- Captain Donald (“Donell Gorm”) M’Donell, of Benbecula, second and natural son of Ranald MacDonell 17th Clanranald. He was listed as one of the paymasters for the Prince Charles Edward Stuart’s Army in 1745-46. Donald “Goran” was not well-liked by the Highlander rank-and-file who styled him “a surly cross dog”, a characteristic which no doubt earned him the nickname given him by the soldiers – Donald “Goran” (Donald the Sinister). Donald later fought in North America against the French and he may have been intentionally wounded or “fragged” by his own men at the Siege of Louisbourg on 21 July 1758. Oral tradition in the Highlands of Cape Breton maintains that it was in the Battle of Sillery in 1760 that “the de’il finally got him”. A stronger body of French overpowered and completely butchered his whole party and he himself was found cut and hack’d to pieces “in a most shocking manner.” This was no doubt in retaliation for Macdonell’s ruthless winter raids against the outlying countryside of Quebec where he kept the Quebecois militiamen and French regulars constantly off balance. Wherever he went he was unpopular with his men but there can be no question about his bravery or his leadership qualities. McDonald, not MacDonnell. Also, for more on Hebridean Quebecois, check out Celeste Ray’s book on Transatlantic Scots.
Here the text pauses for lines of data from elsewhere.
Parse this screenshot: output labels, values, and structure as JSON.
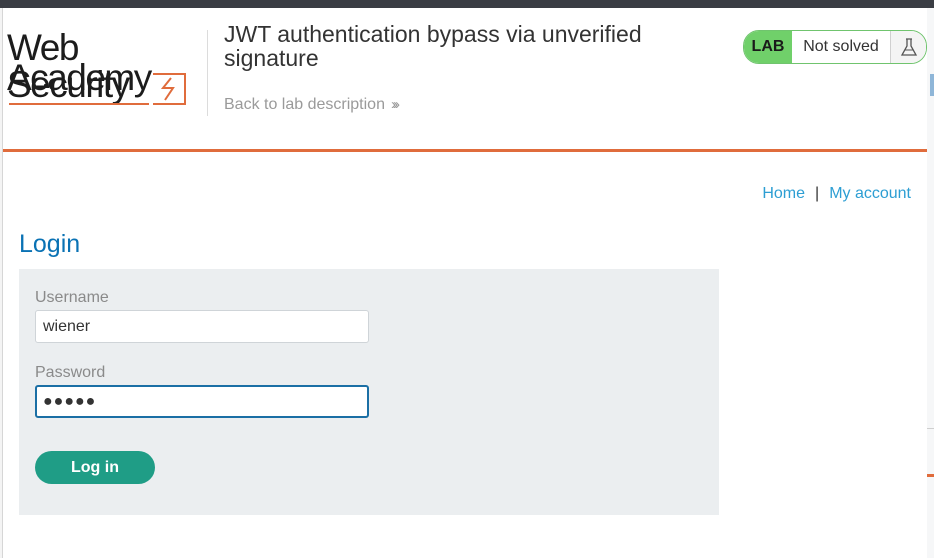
{
  "logo": {
    "line1": "Web Security",
    "line2": "Academy"
  },
  "lab": {
    "title": "JWT authentication bypass via unverified signature",
    "back_link": "Back to lab description",
    "badge_tag": "LAB",
    "status": "Not solved",
    "status_icon": "flask-icon"
  },
  "nav": {
    "home": "Home",
    "separator": "|",
    "account": "My account"
  },
  "page": {
    "title": "Login"
  },
  "form": {
    "username_label": "Username",
    "username_value": "wiener",
    "password_label": "Password",
    "password_value": "●●●●●",
    "submit_label": "Log in"
  },
  "colors": {
    "accent": "#e06c3c",
    "title_blue": "#0a72b4",
    "link_blue": "#2d9ed3",
    "button_green": "#1f9d86",
    "lab_green": "#70d06a"
  }
}
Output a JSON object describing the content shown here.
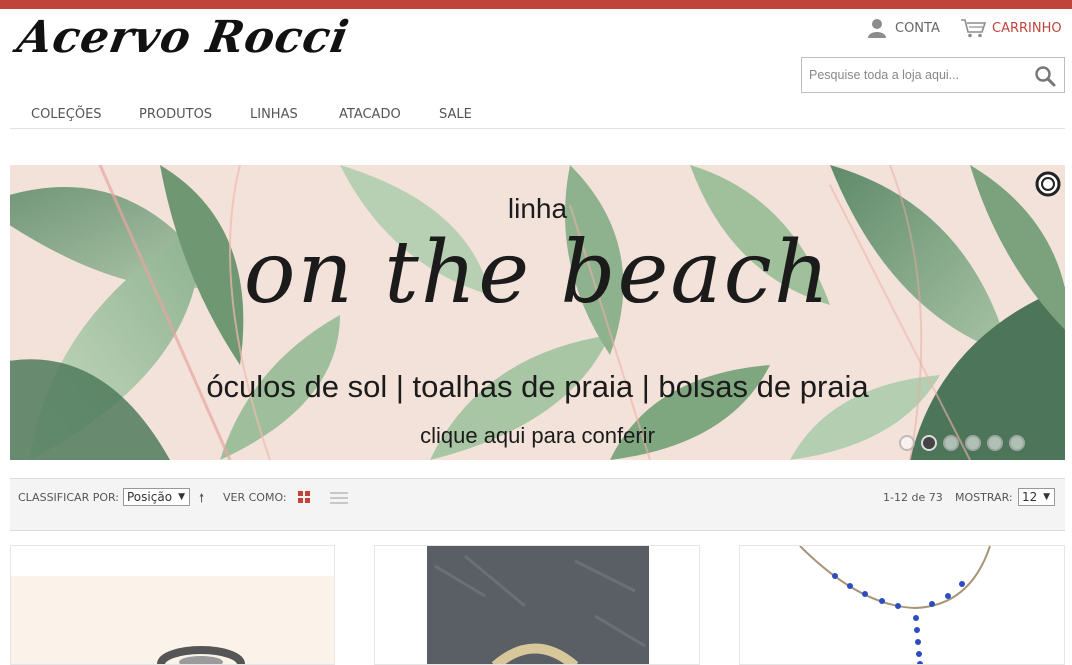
{
  "brand": {
    "logo_text": "Acervo Rocci",
    "accent": "#c1443b"
  },
  "header": {
    "account_label": "CONTA",
    "cart_label": "CARRINHO",
    "search_placeholder": "Pesquise toda a loja aqui..."
  },
  "nav": {
    "items": [
      "COLEÇÕES",
      "PRODUTOS",
      "LINHAS",
      "ATACADO",
      "SALE"
    ]
  },
  "banner": {
    "line1": "linha",
    "line2": "on the beach",
    "line3": "óculos de sol | toalhas de praia | bolsas de praia",
    "line4": "clique aqui para conferir",
    "slide_count": 6,
    "active_slide": 2
  },
  "toolbar": {
    "sort_label": "CLASSIFICAR POR:",
    "sort_value": "Posição",
    "view_label": "VER COMO:",
    "range_text": "1-12 de 73",
    "show_label": "MOSTRAR:",
    "show_value": "12"
  },
  "icons": [
    "user-icon",
    "cart-icon",
    "search-icon",
    "pause-icon",
    "grid-view-icon",
    "list-view-icon",
    "sort-direction-icon"
  ]
}
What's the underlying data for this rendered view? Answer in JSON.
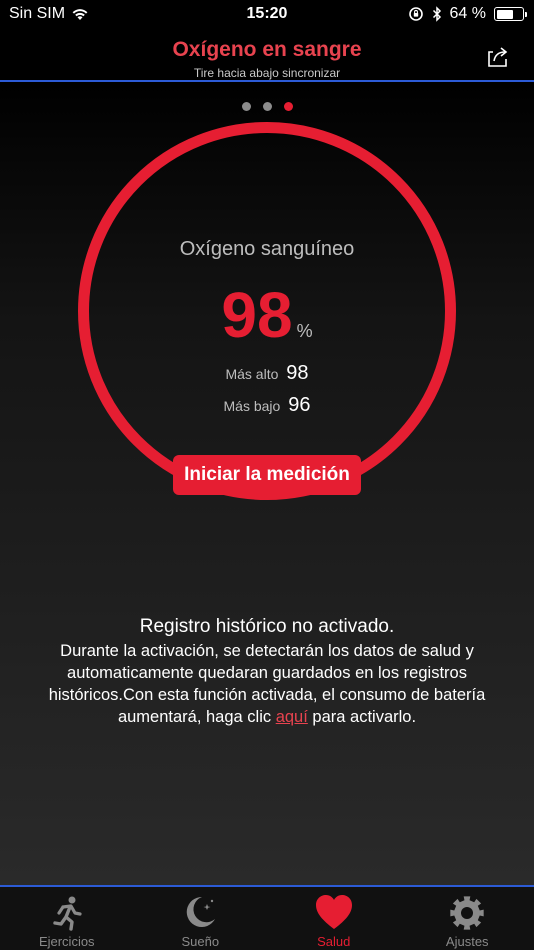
{
  "status_bar": {
    "carrier": "Sin SIM",
    "time": "15:20",
    "battery_text": "64 %",
    "battery_level": 0.64
  },
  "header": {
    "title": "Oxígeno en sangre",
    "subtitle": "Tire hacia abajo sincronizar"
  },
  "pager": {
    "count": 3,
    "active_index": 2
  },
  "measurement": {
    "label": "Oxígeno sanguíneo",
    "value": "98",
    "unit": "%",
    "highest_label": "Más alto",
    "highest_value": "98",
    "lowest_label": "Más bajo",
    "lowest_value": "96",
    "start_button": "Iniciar la medición"
  },
  "info": {
    "title": "Registro histórico no activado.",
    "text_before_link": "Durante la activación, se detectarán los datos de salud y automaticamente quedaran guardados en los registros históricos.Con esta función activada, el consumo de batería aumentará, haga clic ",
    "link_text": "aquí",
    "text_after_link": " para activarlo."
  },
  "tabs": [
    {
      "label": "Ejercicios",
      "icon": "running-icon"
    },
    {
      "label": "Sueño",
      "icon": "moon-icon"
    },
    {
      "label": "Salud",
      "icon": "heart-icon",
      "active": true
    },
    {
      "label": "Ajustes",
      "icon": "gear-icon"
    }
  ],
  "colors": {
    "accent": "#e61e32",
    "divider": "#2c5bd6"
  }
}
The constant turbulence which prevailed in the West Highlands and the Hebrides finally ended with the crushing of the second Jacobite Rebellion in1746. In 1688 Roderick MacNeil (38th Chief) had received from King James II a charter of all the lands of Barra and its Isles, which were then erected into the Barony of Barra. However, Roderick refused to take the oath of allegiance to the new king, William of Orange, and took part in the Rebellion in favour of James. In the cruel aftermath of 1746, and in the Clearances which followed, vast numbers of clansfolk emigrated to the New Continent.
In 1838 the Chief lost the Estate of Barra through bad investment, and it was bought by Colonel Gordon of Cluny, whose wife Lady Gordon Cathcart, became owner upon his death in 1878. She planted trees in the north of Barra, why is unclear as trees do not fare well in the maritime climate, but they were soon used by the people for firewood. Considerable bad feeling remains to this day from Lewis to Barra Head towards the Gordons and Cathcarts because of their alleged neglect of the welfare of the islanders. During the mid-years of the 19th century a thriving fishing industry developed in Barra.There were no less than forty fish-curing stations in Castlebay, and during the season there was an influx of hundreds of “gutting girls.” It was said that there were so many fishing boats in the bay that “one could walk dryshod from Barra to Vatersay.” However, the 1940’s saw the end of the last efforts of the last curing station in Barra. In the 60’s, with Government help, people began to buy boats and fish again. The 19th century also saw the construction of the important buildings in Barra, the churches and large houses. In 1938 the Clan MacNeil took possession once again of the estate, and the restoration of the Castle was undertaken.
Barra is well known for its strong musical tradition, which has seemed to travel well, in the form of premier Canadian folksinger, Rita MacNeil, who is proud to declare her Barra heritage and Catherine-Anne MacPhee, once of Eoligarry and now working out of Ottawa.